Materials provided below:
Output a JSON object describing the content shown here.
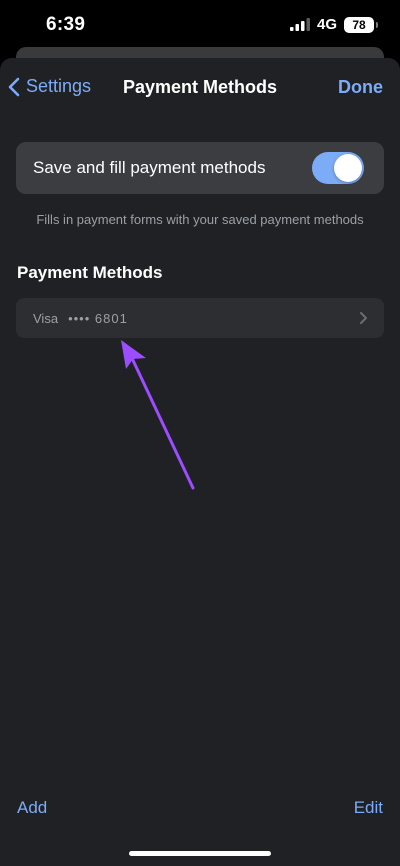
{
  "status_bar": {
    "time": "6:39",
    "network": "4G",
    "battery": "78"
  },
  "nav": {
    "back_label": "Settings",
    "title": "Payment Methods",
    "done_label": "Done"
  },
  "toggle": {
    "label": "Save and fill payment methods",
    "caption": "Fills in payment forms with your saved payment methods",
    "enabled": true
  },
  "section": {
    "title": "Payment Methods"
  },
  "payment_methods": [
    {
      "brand": "Visa",
      "masked_number": "•••• 6801"
    }
  ],
  "toolbar": {
    "add_label": "Add",
    "edit_label": "Edit"
  },
  "colors": {
    "accent": "#7cacf8",
    "annotation": "#9b4dff",
    "sheet_background": "#202124"
  }
}
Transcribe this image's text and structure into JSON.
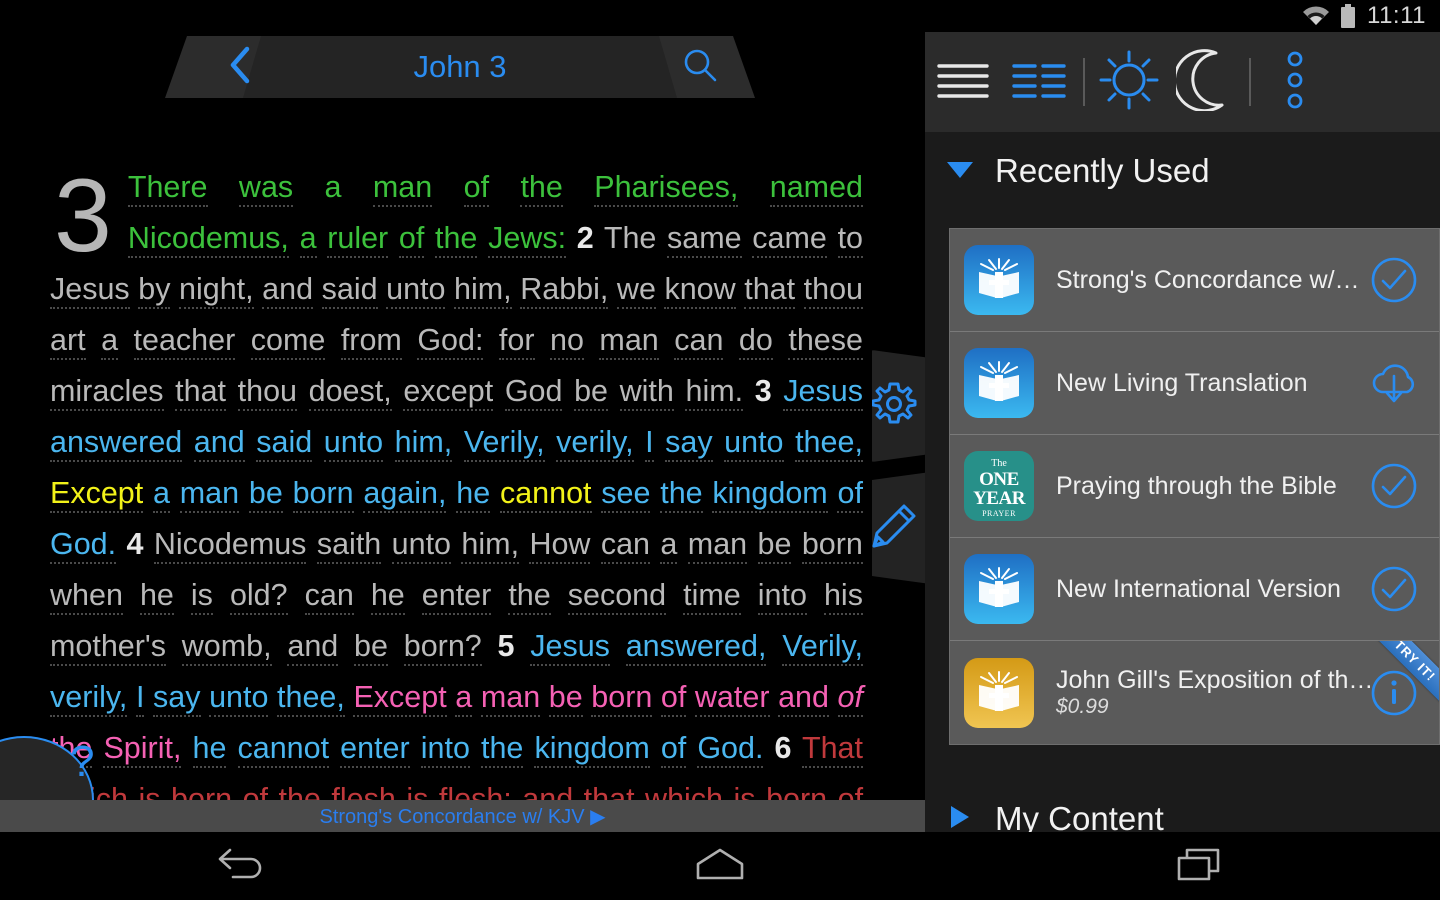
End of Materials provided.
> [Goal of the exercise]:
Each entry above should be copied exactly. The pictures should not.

> [Answer for the task]:
Output a JSON object describing the content shown here.
{
  "status_bar": {
    "time": "6:39",
    "network": "4G",
    "battery": "78"
  },
  "nav": {
    "back_label": "Settings",
    "title": "Payment Methods",
    "done_label": "Done"
  },
  "toggle": {
    "label": "Save and fill payment methods",
    "caption": "Fills in payment forms with your saved payment methods",
    "enabled": true
  },
  "section": {
    "title": "Payment Methods"
  },
  "payment_methods": [
    {
      "brand": "Visa",
      "masked_number": "•••• 6801"
    }
  ],
  "toolbar": {
    "add_label": "Add",
    "edit_label": "Edit"
  },
  "colors": {
    "accent": "#7cacf8",
    "annotation": "#9b4dff",
    "sheet_background": "#202124"
  }
}
Transcribe this image's text and structure into JSON.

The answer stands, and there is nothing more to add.